During his recent state visit to Vietnam, US President Barack Obama warned that “bigger nations should not bully smaller nations” and called for a peaceful solution to the territorial conflicts broiling in the Asia Pacific. In so doing, he was helping to set the stage for one of the central issues for the upcoming G7 summit.
Host-country Japan had already made it clear in April that it expects the summit to result in a statement on the security of sea navigation. The fuss over the topic is justified – behind it rests the strategic balance of a rapidly shifting Asia.
The rise of China has shaken the regional order that was set in place by the victorious powers of World War II and solidified during the Cold War. The country’s massive military buildup has especially worried its neighbors. Its defense budget has grown more than ten percent annually for over ten years.
And then the US was drawn in, as former US Secretary of State Hillary Clinton announced the country’s “pivot to Asia.” The new policy planned for a stronger diplomatic, economic and military engagement in the Asia Pacific, especially with its allies Japan and the Philippines. It aims, among other things, to assure America’s anxious partners in the region of its support.
Islands of contention
Much of the tension can be pinpointed to a number of disputed island territories. Japan and China, for example, are feuding over the Senkaku (or Diaoyutai, depending on which side you ask) Islands, which contain natural gas reserves as well as strategic importance. Both countries are also implicated in spats with South Korea over other islands.
In the South China Sea, Vietnam, the Philippines, Malaysia and Indonesia are at loggerhreads with each other and with China over the Spratly Islands. These, too, have offer resource reserves – fish, oil and gas, especially – and a strategic position in the middle of one of the world’s most important sea routes.
The US has kept itself in the background of these conflicts, making no territorial claims for any of the disputed islands but wielding influence through its allies. It accuses China of threatening freedom of navigation and risking the outbreak of violence in the region with its militarization.
As of now, the battle is only taking place in court. The Philippines is seeking legal clarification with the Permanent Court of Arbitration in The Hague over what it sees as China’s expansive aspirations in the South China Sea. China’s ambassador to Germany, Shi Mingde, made his country’s position on the matter clear in an opinion piece published earlier this month in the Frankfurter Allgemeine Zeitung – it will “not accept, recognize or participate” in the trial. A decision is expected in the coming weeks.
A tangled mess
Altogether, the situation is a confusing entanglement of actors and demands, involving economic and security interests, the law of the sea and, dangerously, nationalist resentments.
“There are more than a dozen territorial conflicts in the region. The front lines are not very clear,” Enrico Fels, political scientist at the University of Bonn’s Center for Global Studies, told DW. China is indeed at the center of most of the conflicts, but it is conducting a number of different strategies depending on the country. “Basically it is trying to prevent a united front in the region from forming against it.”
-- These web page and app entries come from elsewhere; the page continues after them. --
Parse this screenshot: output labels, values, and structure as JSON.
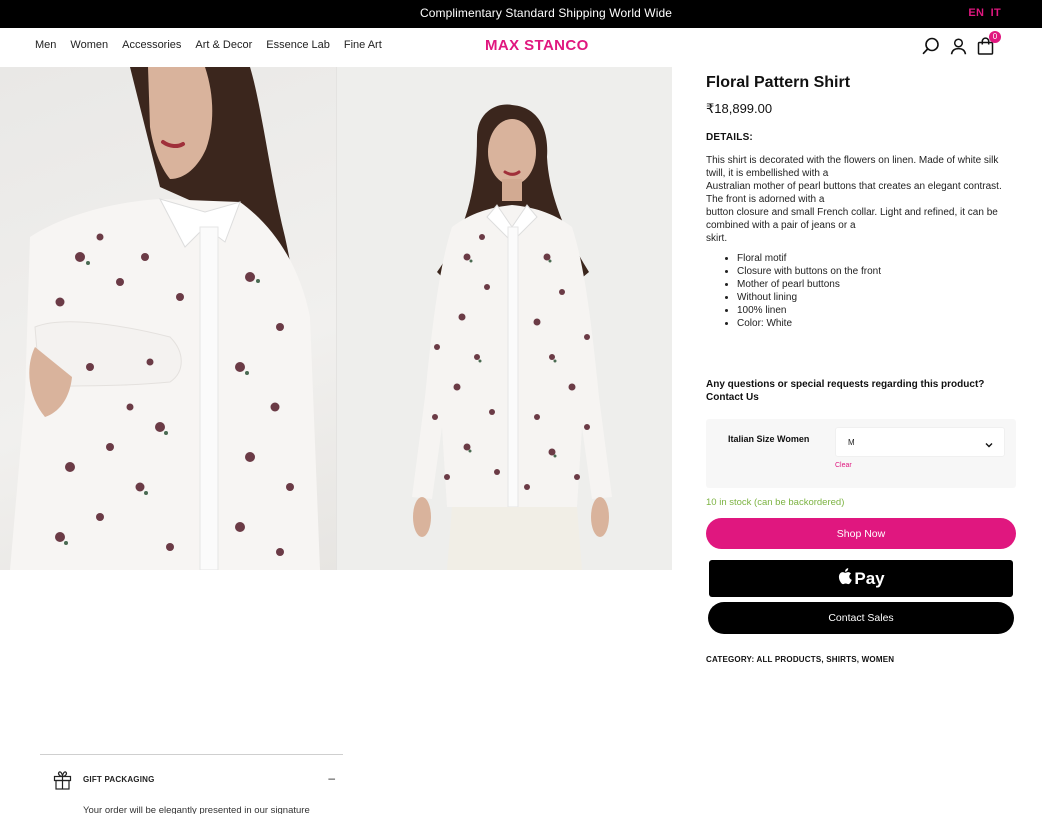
{
  "topbar": {
    "message": "Complimentary Standard Shipping World Wide",
    "lang_en": "EN",
    "lang_it": "IT"
  },
  "header": {
    "nav": [
      "Men",
      "Women",
      "Accessories",
      "Art & Decor",
      "Essence Lab",
      "Fine Art"
    ],
    "logo": "MAX STANCO",
    "cart_count": "0",
    "icons": [
      "search-icon",
      "user-icon",
      "cart-icon"
    ]
  },
  "product": {
    "title": "Floral Pattern Shirt",
    "price": "₹18,899.00",
    "details_heading": "DETAILS:",
    "description_lines": [
      "This shirt is decorated with the flowers on linen. Made of white silk twill, it is embellished with a",
      "Australian mother of pearl buttons that creates an elegant contrast. The front is adorned with a",
      "button closure and small French collar. Light and refined, it can be combined with a pair of jeans or a",
      "skirt."
    ],
    "features": [
      "Floral motif",
      "Closure with buttons on the front",
      "Mother of pearl buttons",
      "Without lining",
      "100% linen",
      "Color: White"
    ],
    "question": "Any questions or special requests regarding this product?",
    "contact_link": "Contact Us",
    "size_label": "Italian Size Women",
    "size_value": "M",
    "clear_label": "Clear",
    "stock": "10 in stock (can be backordered)",
    "shop_now": "Shop Now",
    "apple_pay": "Pay",
    "contact_sales": "Contact Sales",
    "category_label": "CATEGORY:",
    "categories": [
      "ALL PRODUCTS",
      "SHIRTS",
      "WOMEN"
    ]
  },
  "gift": {
    "title": "GIFT PACKAGING",
    "toggle": "–",
    "text": "Your order will be elegantly presented in our signature"
  },
  "colors": {
    "accent": "#e0177f",
    "topbar_bg": "#000000",
    "stock_green": "#7cb342"
  }
}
The situation is even more unclear because the actors are often both strategic rivals and economic partners. According to information from the World Trade Organization, for example, China is Japans second-most important export market, behind the US. For its part, Japan is one of the top five destinations for Chinese goods.
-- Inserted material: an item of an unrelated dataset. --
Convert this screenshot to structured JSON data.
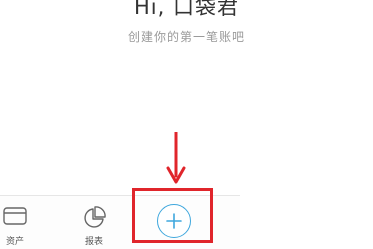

Calming the waters
“There were clear fronts during the Cold War, and that of course lent the conflict a certain measure of stability and predictability,” political scientist Gerhard Will told DW. “What we are seeing now is a situation in which many more possibilities are in play. But these possibilities of course also entail fragility and misunderstandings – and therefore potentially conflict.”
A meeting of G7 foreign ministers stoked China’s ire when it criticized the country’s actions in the South China Sea
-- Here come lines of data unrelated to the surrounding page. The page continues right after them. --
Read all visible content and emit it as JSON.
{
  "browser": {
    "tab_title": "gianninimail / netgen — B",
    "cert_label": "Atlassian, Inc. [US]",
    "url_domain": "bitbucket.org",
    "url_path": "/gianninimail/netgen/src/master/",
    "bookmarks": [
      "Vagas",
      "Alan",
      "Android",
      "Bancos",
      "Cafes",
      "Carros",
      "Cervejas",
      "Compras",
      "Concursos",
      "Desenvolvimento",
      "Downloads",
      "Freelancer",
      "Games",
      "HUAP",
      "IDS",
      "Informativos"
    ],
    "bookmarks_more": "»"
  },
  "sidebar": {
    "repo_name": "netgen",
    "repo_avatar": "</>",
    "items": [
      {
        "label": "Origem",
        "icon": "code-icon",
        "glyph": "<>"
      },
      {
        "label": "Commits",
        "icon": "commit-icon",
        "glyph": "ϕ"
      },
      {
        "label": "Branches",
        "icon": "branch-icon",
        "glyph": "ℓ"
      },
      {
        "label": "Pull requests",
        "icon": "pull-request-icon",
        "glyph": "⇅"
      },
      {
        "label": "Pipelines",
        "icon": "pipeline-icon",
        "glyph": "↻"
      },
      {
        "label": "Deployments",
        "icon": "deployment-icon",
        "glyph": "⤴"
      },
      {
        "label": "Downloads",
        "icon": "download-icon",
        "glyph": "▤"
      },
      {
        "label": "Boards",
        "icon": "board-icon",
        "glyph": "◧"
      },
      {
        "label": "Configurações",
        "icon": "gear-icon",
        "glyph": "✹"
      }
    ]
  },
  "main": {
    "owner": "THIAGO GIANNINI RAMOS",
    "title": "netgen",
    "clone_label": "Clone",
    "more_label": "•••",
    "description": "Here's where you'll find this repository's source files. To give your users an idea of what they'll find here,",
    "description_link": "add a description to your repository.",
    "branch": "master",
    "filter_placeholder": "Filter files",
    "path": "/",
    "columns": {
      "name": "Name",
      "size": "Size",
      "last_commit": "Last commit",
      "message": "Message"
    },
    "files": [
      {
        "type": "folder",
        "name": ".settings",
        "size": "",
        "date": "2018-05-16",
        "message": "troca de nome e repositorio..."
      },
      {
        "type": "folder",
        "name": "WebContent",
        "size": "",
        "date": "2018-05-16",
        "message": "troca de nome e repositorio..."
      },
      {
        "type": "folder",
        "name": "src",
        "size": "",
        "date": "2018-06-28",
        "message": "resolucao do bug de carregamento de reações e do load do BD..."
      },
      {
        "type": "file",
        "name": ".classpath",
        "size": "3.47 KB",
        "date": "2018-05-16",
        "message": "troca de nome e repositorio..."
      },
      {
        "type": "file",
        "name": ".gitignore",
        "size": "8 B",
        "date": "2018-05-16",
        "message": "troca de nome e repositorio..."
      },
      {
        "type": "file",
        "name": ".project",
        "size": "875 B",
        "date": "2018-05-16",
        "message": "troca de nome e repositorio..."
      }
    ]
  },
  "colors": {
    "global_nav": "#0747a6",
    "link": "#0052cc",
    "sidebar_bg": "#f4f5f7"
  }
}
To calm the waters, Fels believes the involved nations must begin to “depoliticize the disputes and seek legal solutions.” But this as unlikely anytime soon, he believes, especially as China would view such an approach with skepticism.
That was made clear after G7 foreign ministers released a statement in April repeating repeated their tried and true position that the freedom of navigation is an important international value, that conflicts should be peacefully resolved, and that they are following the developments in the East and South China Seas with concern.
“This very cautious positioning of the G7 foreign ministers set off an enormous diplomatic reaction from China,” said Fels. Nonetheless, he thinks it is important that the G7 stands its ground. “It is absolutely right if the G7, in careful and admonishing words, push for a peaceful settlement of the conflicts.”